The Ohio Ballot Board approved language Thursday for a fall measure seeking to establish abortion access as a fundamental right, but one Democratic member blasted it as “rife with misleading and defective language.”
Key among opponents’ objections is language developed by Republican Secretary of State Frank LaRose, an abortion opponent, amid warnings the language could face a legal challenge even before the proposal goes before Ohio voters in November.
Among the new language, the word “fetus” in the Democrats’ proposal was changed to “unborn child” in the ballot measure.
The original summary language seeks to assure access to abortion through what is called viability, when the fetus is able to survive outside the womb. It stated, “abortion may be prohibited after fetal viability,” but not in cases where a treating physician deems the procedure necessary to protect the life or health of the pregnant person.
LaRose’s summary turned that section on its head.
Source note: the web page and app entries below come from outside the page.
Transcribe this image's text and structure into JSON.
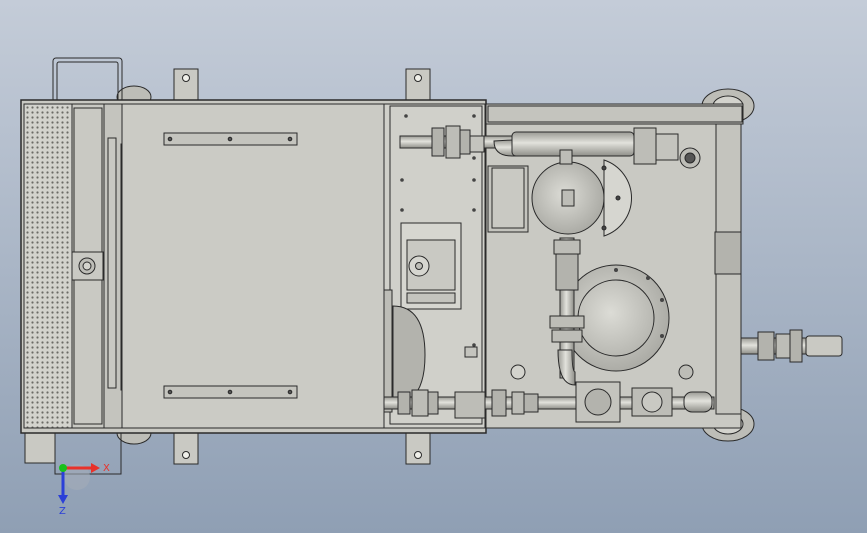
{
  "viewport": {
    "background_top": "#c4ccd8",
    "background_bottom": "#8f9fb4"
  },
  "model": {
    "body_color": "#c9c9c3",
    "panel_color": "#d3d3cd",
    "line_color": "#2a2a2a",
    "pipe_color": "#bdbdb7",
    "perforation_color": "#6b6b66"
  },
  "triad": {
    "x_label": "X",
    "z_label": "Z",
    "x_color": "#e8322a",
    "z_color": "#2a3fd8",
    "origin_color": "#19c11c"
  }
}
It now says the amendment would “always allow an unborn child to be aborted at any stage of pregnancy, regardless of viability if, in the treating physician’s determination” the life and health exception applies.
“The entire summary is propaganda,” said Lauren Blauvelt, co-chair of Ohioans United for Reproductive Rights.
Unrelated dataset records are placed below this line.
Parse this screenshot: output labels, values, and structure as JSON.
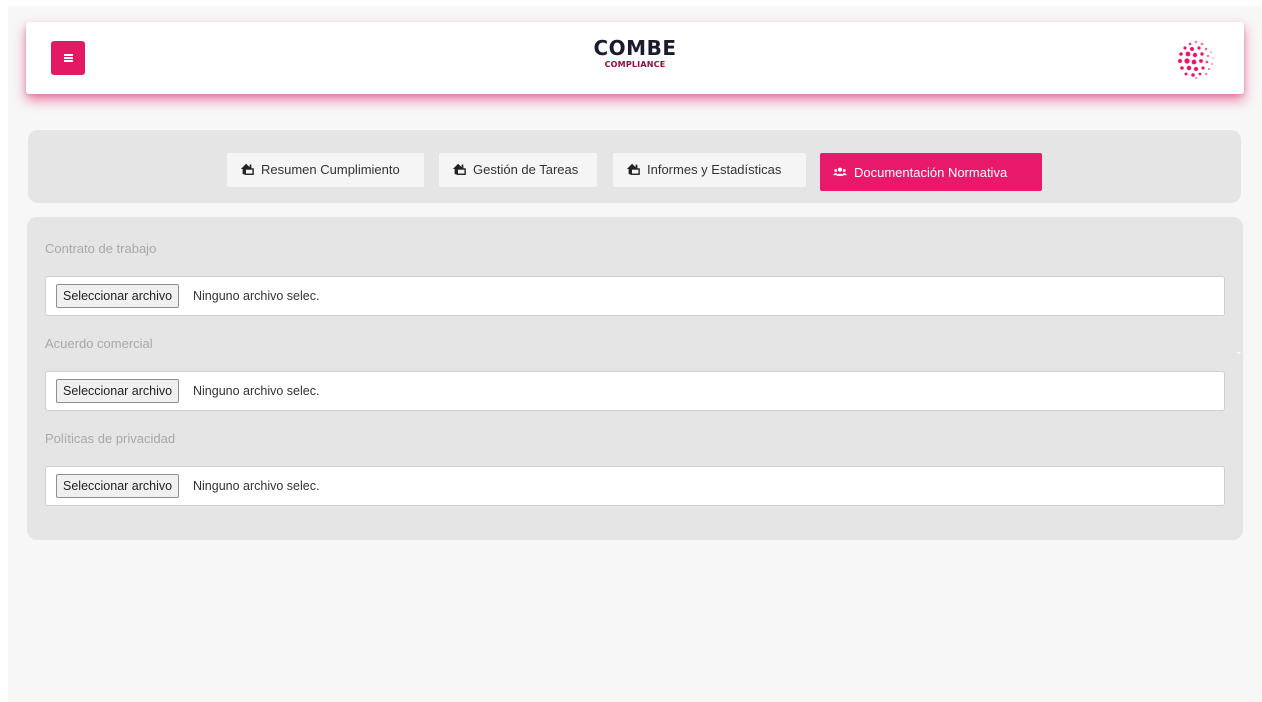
{
  "header": {
    "brand_title": "COMBE",
    "brand_subtitle": "COMPLIANCE",
    "menu_icon": "hamburger-icon",
    "logo_icon": "dotted-sphere-logo"
  },
  "tabs": [
    {
      "label": "Resumen Cumplimiento",
      "icon": "house-user-icon",
      "active": false
    },
    {
      "label": "Gestión de Tareas",
      "icon": "house-user-icon",
      "active": false
    },
    {
      "label": "Informes y Estadísticas",
      "icon": "house-user-icon",
      "active": false
    },
    {
      "label": "Documentación Normativa",
      "icon": "users-icon",
      "active": true
    }
  ],
  "form": {
    "fields": [
      {
        "label": "Contrato de trabajo",
        "button": "Seleccionar archivo",
        "status": "Ninguno archivo selec."
      },
      {
        "label": "Acuerdo comercial",
        "button": "Seleccionar archivo",
        "status": "Ninguno archivo selec."
      },
      {
        "label": "Políticas de privacidad",
        "button": "Seleccionar archivo",
        "status": "Ninguno archivo selec."
      }
    ]
  },
  "colors": {
    "accent": "#e8196a",
    "panel": "#e5e5e5",
    "page_bg": "#f7f7f7"
  }
}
She noted that the state’s Republican attorney general, Dave Yost, certified the group’s original wording as fair and accurate and that 700,000 Ohioans read it when they signed petitions to get the measure on the fall ballot.
“The amendment that is put forward is clear about reproductive freedom and reproductive health care decisions that Ohioans should be able to make for themselves, and that is ultimately what the vote in November will be about,” she said.
The measure, as initially envisioned, seeks to establish “a fundamental right to reproductive freedom” with “reasonable limits.”
In language similar to a constitutional amendment that Michigan voters approved last November, it would require restrictions imposed past a fetus’ viability outside the womb — which is typically around the 24th week of pregnancy and long the standard under Roe v. Wade — the landmark case that assured nationwide abortion access until it was overturned by the U.S. Supreme Court in June 2022.
LaRose stood by the summary at the meeting, emphasizing that the full text of the amendment would be available at polling locations and published in newspapers statewide.
Ohio Right to Life President Mike Gonidakis, leader of the state’s oldest and largest anti-abortion group, complimented the language. He said it does a better job than the original at conveying the sweep of the abortion amendment’s reach.
LaRose has labeled the abortion question Issue 1, the same as an August ballot measure to limit citizens’ ability to amend the Ohio Constitution that turned out to be wildly unpopular with voters. The amendment was defeated 57% to 43%.
This fall’s Issue 2 will be a proposal to legalize recreational marijuana, whose ballot language cleared the committee Thursday without discussion.
Gonidakis, a key champion of the August amendment to raise the threshold for constitutional changes to 60%, said educating voters on the transposition of the ballot labels will be a challenge.
“The most unique thing that we have going now is that I just spent 90 days tellling everyone to vote ‘yes’ on Issue 1, now we’re going to be telling everyone to vote ‘no’ on Issue 1,” he said. “So, we have our work cut out for us, but we know at the end of the day this is a bridge too far even for pro-choice Ohioans.”
Blauvelt said she’s not worried.
“We’re excited to continue talking to all Ohio voters about voting ‘yes’ in November,” she said.